→ **EXERCISE DIRECTIONS**:
Would it be possible to reproduce every entry exactly, please?

(Stored entries)

[Start of section]

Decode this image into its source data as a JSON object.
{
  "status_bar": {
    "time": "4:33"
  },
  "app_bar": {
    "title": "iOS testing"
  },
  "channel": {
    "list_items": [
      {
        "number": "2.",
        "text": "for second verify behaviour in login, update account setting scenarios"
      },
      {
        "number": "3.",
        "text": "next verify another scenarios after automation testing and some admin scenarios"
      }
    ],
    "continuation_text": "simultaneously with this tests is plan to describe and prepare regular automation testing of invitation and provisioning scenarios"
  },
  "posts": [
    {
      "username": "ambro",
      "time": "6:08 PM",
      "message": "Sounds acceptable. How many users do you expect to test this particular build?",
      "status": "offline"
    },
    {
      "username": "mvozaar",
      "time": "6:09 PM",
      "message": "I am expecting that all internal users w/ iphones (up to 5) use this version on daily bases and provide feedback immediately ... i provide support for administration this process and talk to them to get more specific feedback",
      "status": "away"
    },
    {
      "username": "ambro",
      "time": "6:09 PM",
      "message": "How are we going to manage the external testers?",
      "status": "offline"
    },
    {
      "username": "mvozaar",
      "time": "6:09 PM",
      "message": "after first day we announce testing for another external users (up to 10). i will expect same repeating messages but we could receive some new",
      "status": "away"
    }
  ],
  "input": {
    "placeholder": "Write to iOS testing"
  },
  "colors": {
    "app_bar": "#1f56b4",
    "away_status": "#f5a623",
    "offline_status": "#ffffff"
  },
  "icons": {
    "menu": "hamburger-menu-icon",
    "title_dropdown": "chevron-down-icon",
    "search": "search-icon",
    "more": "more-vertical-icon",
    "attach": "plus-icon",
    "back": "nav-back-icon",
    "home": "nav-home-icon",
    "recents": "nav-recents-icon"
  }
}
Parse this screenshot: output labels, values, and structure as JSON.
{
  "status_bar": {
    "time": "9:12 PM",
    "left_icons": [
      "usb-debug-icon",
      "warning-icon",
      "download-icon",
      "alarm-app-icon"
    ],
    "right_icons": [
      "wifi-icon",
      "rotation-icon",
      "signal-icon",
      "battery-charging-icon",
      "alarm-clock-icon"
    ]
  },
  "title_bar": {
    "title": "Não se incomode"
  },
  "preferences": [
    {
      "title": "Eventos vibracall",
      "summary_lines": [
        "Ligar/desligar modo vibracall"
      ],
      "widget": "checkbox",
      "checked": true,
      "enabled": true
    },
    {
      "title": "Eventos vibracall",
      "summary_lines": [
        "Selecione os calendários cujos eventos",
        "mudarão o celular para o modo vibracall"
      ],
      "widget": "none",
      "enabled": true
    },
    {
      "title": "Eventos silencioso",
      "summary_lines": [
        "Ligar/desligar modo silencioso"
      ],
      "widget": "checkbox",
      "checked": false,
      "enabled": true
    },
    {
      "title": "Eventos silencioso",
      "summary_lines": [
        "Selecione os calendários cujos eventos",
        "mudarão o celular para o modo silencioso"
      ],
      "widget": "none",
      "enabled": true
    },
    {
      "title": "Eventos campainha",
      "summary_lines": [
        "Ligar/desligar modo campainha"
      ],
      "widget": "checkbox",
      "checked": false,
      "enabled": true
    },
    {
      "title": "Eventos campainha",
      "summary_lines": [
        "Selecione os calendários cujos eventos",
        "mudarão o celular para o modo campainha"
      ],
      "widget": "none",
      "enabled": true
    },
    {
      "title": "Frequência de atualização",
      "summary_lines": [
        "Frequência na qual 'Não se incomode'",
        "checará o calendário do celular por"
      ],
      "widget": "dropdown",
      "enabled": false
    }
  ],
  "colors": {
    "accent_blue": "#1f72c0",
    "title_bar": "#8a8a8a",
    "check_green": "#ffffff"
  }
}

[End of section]

→ **SOLUTION FOR THIS TASK**:
Decode this image into its source data as a JSON object.
{
  "status_bar": {
    "time": "4:33"
  },
  "app_bar": {
    "title": "iOS testing"
  },
  "channel": {
    "list_items": [
      {
        "number": "2.",
        "text": "for second verify behaviour in login, update account setting scenarios"
      },
      {
        "number": "3.",
        "text": "next verify another scenarios after automation testing and some admin scenarios"
      }
    ],
    "continuation_text": "simultaneously with this tests is plan to describe and prepare regular automation testing of invitation and provisioning scenarios"
  },
  "posts": [
    {
      "username": "ambro",
      "time": "6:08 PM",
      "message": "Sounds acceptable. How many users do you expect to test this particular build?",
      "status": "offline"
    },
    {
      "username": "mvozaar",
      "time": "6:09 PM",
      "message": "I am expecting that all internal users w/ iphones (up to 5) use this version on daily bases and provide feedback immediately ... i provide support for administration this process and talk to them to get more specific feedback",
      "status": "away"
    },
    {
      "username": "ambro",
      "time": "6:09 PM",
      "message": "How are we going to manage the external testers?",
      "status": "offline"
    },
    {
      "username": "mvozaar",
      "time": "6:09 PM",
      "message": "after first day we announce testing for another external users (up to 10). i will expect same repeating messages but we could receive some new",
      "status": "away"
    }
  ],
  "input": {
    "placeholder": "Write to iOS testing"
  },
  "colors": {
    "app_bar": "#1f56b4",
    "away_status": "#f5a623",
    "offline_status": "#ffffff"
  },
  "icons": {
    "menu": "hamburger-menu-icon",
    "title_dropdown": "chevron-down-icon",
    "search": "search-icon",
    "more": "more-vertical-icon",
    "attach": "plus-icon",
    "back": "nav-back-icon",
    "home": "nav-home-icon",
    "recents": "nav-recents-icon"
  }
}
Parse this screenshot: output labels, values, and structure as JSON.
{
  "status_bar": {
    "time": "9:12 PM",
    "left_icons": [
      "usb-debug-icon",
      "warning-icon",
      "download-icon",
      "alarm-app-icon"
    ],
    "right_icons": [
      "wifi-icon",
      "rotation-icon",
      "signal-icon",
      "battery-charging-icon",
      "alarm-clock-icon"
    ]
  },
  "title_bar": {
    "title": "Não se incomode"
  },
  "preferences": [
    {
      "title": "Eventos vibracall",
      "summary_lines": [
        "Ligar/desligar modo vibracall"
      ],
      "widget": "checkbox",
      "checked": true,
      "enabled": true
    },
    {
      "title": "Eventos vibracall",
      "summary_lines": [
        "Selecione os calendários cujos eventos",
        "mudarão o celular para o modo vibracall"
      ],
      "widget": "none",
      "enabled": true
    },
    {
      "title": "Eventos silencioso",
      "summary_lines": [
        "Ligar/desligar modo silencioso"
      ],
      "widget": "checkbox",
      "checked": false,
      "enabled": true
    },
    {
      "title": "Eventos silencioso",
      "summary_lines": [
        "Selecione os calendários cujos eventos",
        "mudarão o celular para o modo silencioso"
      ],
      "widget": "none",
      "enabled": true
    },
    {
      "title": "Eventos campainha",
      "summary_lines": [
        "Ligar/desligar modo campainha"
      ],
      "widget": "checkbox",
      "checked": false,
      "enabled": true
    },
    {
      "title": "Eventos campainha",
      "summary_lines": [
        "Selecione os calendários cujos eventos",
        "mudarão o celular para o modo campainha"
      ],
      "widget": "none",
      "enabled": true
    },
    {
      "title": "Frequência de atualização",
      "summary_lines": [
        "Frequência na qual 'Não se incomode'",
        "checará o calendário do celular por"
      ],
      "widget": "dropdown",
      "enabled": false
    }
  ],
  "colors": {
    "accent_blue": "#1f72c0",
    "title_bar": "#8a8a8a",
    "check_green": "#ffffff"
  }
}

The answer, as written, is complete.